While the specifics here can vary, it really comes down to two directions of focus, and a great managers can fall into one of these two realms:
You either love the product,
or you love the people who do.
Ideally, we are impassioned – deeply – by the pursuit and delivery of whatever is on the horizon; whatever the team is driving against, whether it is the design and development of new product or its next release; improvements in performance or innovations in design.
But if we don’t love the product – if perhaps we work in a corporate or consulting environment, where this product is something that is not ours and we’re not sure it excites us at our core – then we still must operate with genuine love for something.
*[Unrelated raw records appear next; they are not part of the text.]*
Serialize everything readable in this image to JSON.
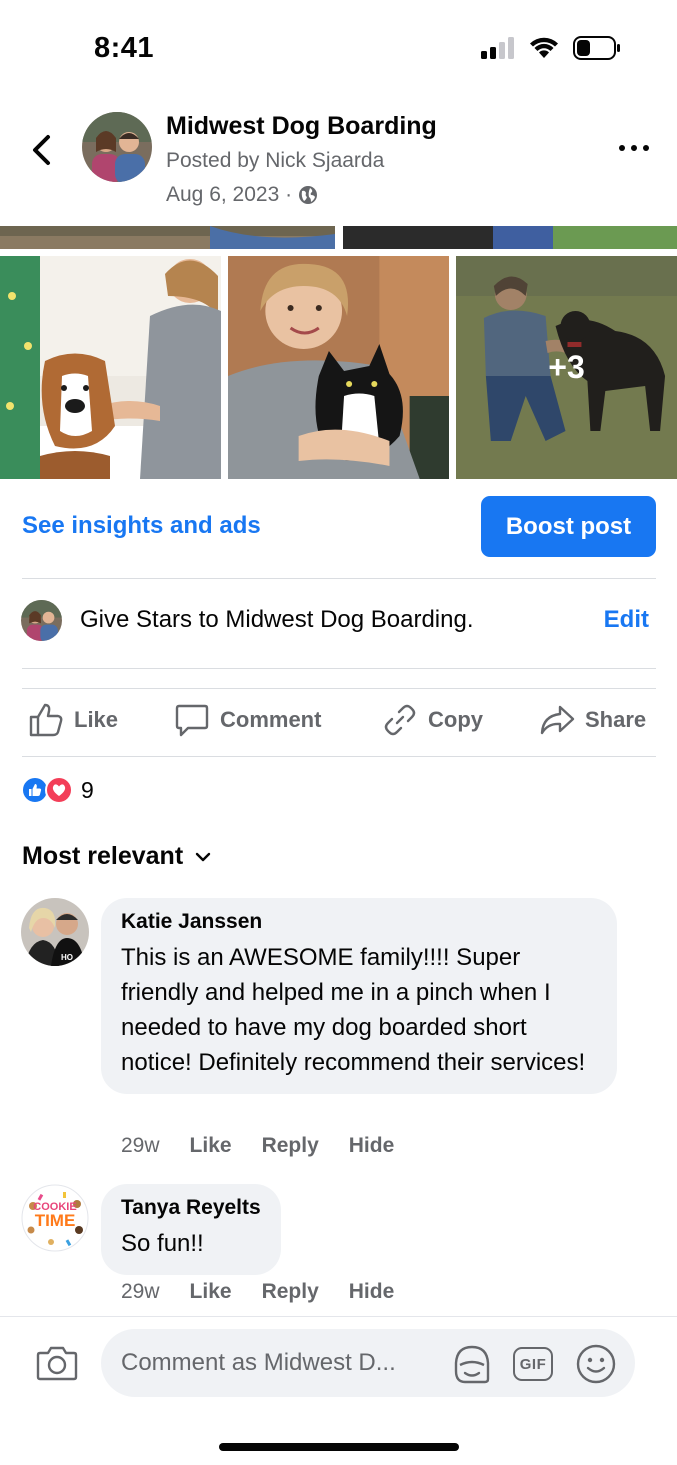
{
  "status_bar": {
    "time": "8:41"
  },
  "post": {
    "page_name": "Midwest Dog Boarding",
    "posted_by": "Posted by Nick Sjaarda",
    "date": "Aug 6, 2023 ·",
    "photos_more_count": "+3"
  },
  "insights": {
    "link_label": "See insights and ads",
    "boost_label": "Boost post"
  },
  "stars": {
    "text": "Give Stars to Midwest Dog Boarding.",
    "edit_label": "Edit"
  },
  "actions": {
    "like": "Like",
    "comment": "Comment",
    "copy": "Copy",
    "share": "Share"
  },
  "reactions": {
    "count": "9"
  },
  "comments_sort": {
    "label": "Most relevant"
  },
  "comments": [
    {
      "author": "Katie Janssen",
      "text": "This is an AWESOME family!!!! Super friendly and helped me in a pinch when I needed to have my dog boarded short notice! Definitely recommend their services!",
      "time": "29w",
      "like": "Like",
      "reply": "Reply",
      "hide": "Hide"
    },
    {
      "author": "Tanya Reyelts",
      "text": "So fun!!",
      "time": "29w",
      "like": "Like",
      "reply": "Reply",
      "hide": "Hide",
      "avatar_text_1": "COOKIE",
      "avatar_text_2": "TIME"
    }
  ],
  "composer": {
    "placeholder": "Comment as Midwest D...",
    "gif_label": "GIF"
  },
  "colors": {
    "accent": "#1877f2",
    "secondary_text": "#65676b",
    "bubble_bg": "#f0f2f5",
    "love_red": "#f33e58"
  }
}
And if it’s not for the product, then this love should instead be for the people – the team, the client, the customer.
But even if we care more about the people than we do the product, we have to assume that they care about it. And the more it matters to them, the more their wellbeing should matter to us. This means that we are considerate of their work streams, their suggestions, their investment. And most importantly, if nothing else, we can’t go around recklessly ripping the rug out from underneath a team that cares deeply about a product or project simply because we don’t feel the same.
If we can’t find a way love in either regard – can’t find a way to care passionately about the product or the people – then, frankly, we shouldn’t be managing either one.
As managers, it’s best if we feel passionate about what the team is driving toward. That we love the product, the project, or the goal.
But if nothing else, we must at least love the team.